Type the records out again in full, exactly.

----

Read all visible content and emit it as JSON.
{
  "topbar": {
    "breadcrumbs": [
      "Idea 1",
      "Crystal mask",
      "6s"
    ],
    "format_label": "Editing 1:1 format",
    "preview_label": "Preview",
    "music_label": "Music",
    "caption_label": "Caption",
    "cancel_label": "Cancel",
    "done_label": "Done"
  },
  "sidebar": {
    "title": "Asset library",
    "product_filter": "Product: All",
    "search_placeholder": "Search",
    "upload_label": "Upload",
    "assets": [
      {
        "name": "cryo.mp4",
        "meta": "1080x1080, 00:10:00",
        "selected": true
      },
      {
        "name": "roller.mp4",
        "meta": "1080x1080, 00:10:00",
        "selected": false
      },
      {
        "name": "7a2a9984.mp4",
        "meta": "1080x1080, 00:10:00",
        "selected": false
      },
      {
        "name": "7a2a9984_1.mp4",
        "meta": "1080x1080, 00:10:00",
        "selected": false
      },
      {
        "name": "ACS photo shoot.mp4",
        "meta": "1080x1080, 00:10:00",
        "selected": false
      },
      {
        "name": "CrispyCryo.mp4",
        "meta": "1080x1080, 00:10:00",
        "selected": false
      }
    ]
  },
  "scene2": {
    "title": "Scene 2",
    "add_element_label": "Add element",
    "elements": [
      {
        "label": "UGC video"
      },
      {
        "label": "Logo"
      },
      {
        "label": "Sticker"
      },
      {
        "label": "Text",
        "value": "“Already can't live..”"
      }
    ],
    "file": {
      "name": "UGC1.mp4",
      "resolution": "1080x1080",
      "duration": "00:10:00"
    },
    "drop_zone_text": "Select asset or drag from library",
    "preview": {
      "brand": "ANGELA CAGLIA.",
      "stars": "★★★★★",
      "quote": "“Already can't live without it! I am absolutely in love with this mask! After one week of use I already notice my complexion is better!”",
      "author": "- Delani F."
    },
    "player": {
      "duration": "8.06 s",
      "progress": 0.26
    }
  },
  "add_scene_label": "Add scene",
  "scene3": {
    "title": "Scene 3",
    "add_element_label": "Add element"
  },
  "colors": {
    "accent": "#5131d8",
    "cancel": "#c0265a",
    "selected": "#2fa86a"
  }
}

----

▸ **Result of the task**:
Read all visible content and emit it as JSON.
{
  "topbar": {
    "breadcrumbs": [
      "Idea 1",
      "Crystal mask",
      "6s"
    ],
    "format_label": "Editing 1:1 format",
    "preview_label": "Preview",
    "music_label": "Music",
    "caption_label": "Caption",
    "cancel_label": "Cancel",
    "done_label": "Done"
  },
  "sidebar": {
    "title": "Asset library",
    "product_filter": "Product: All",
    "search_placeholder": "Search",
    "upload_label": "Upload",
    "assets": [
      {
        "name": "cryo.mp4",
        "meta": "1080x1080, 00:10:00",
        "selected": true
      },
      {
        "name": "roller.mp4",
        "meta": "1080x1080, 00:10:00",
        "selected": false
      },
      {
        "name": "7a2a9984.mp4",
        "meta": "1080x1080, 00:10:00",
        "selected": false
      },
      {
        "name": "7a2a9984_1.mp4",
        "meta": "1080x1080, 00:10:00",
        "selected": false
      },
      {
        "name": "ACS photo shoot.mp4",
        "meta": "1080x1080, 00:10:00",
        "selected": false
      },
      {
        "name": "CrispyCryo.mp4",
        "meta": "1080x1080, 00:10:00",
        "selected": false
      }
    ]
  },
  "scene2": {
    "title": "Scene 2",
    "add_element_label": "Add element",
    "elements": [
      {
        "label": "UGC video"
      },
      {
        "label": "Logo"
      },
      {
        "label": "Sticker"
      },
      {
        "label": "Text",
        "value": "“Already can't live..”"
      }
    ],
    "file": {
      "name": "UGC1.mp4",
      "resolution": "1080x1080",
      "duration": "00:10:00"
    },
    "drop_zone_text": "Select asset or drag from library",
    "preview": {
      "brand": "ANGELA CAGLIA.",
      "stars": "★★★★★",
      "quote": "“Already can't live without it! I am absolutely in love with this mask! After one week of use I already notice my complexion is better!”",
      "author": "- Delani F."
    },
    "player": {
      "duration": "8.06 s",
      "progress": 0.26
    }
  },
  "add_scene_label": "Add scene",
  "scene3": {
    "title": "Scene 3",
    "add_element_label": "Add element"
  },
  "colors": {
    "accent": "#5131d8",
    "cancel": "#c0265a",
    "selected": "#2fa86a"
  }
}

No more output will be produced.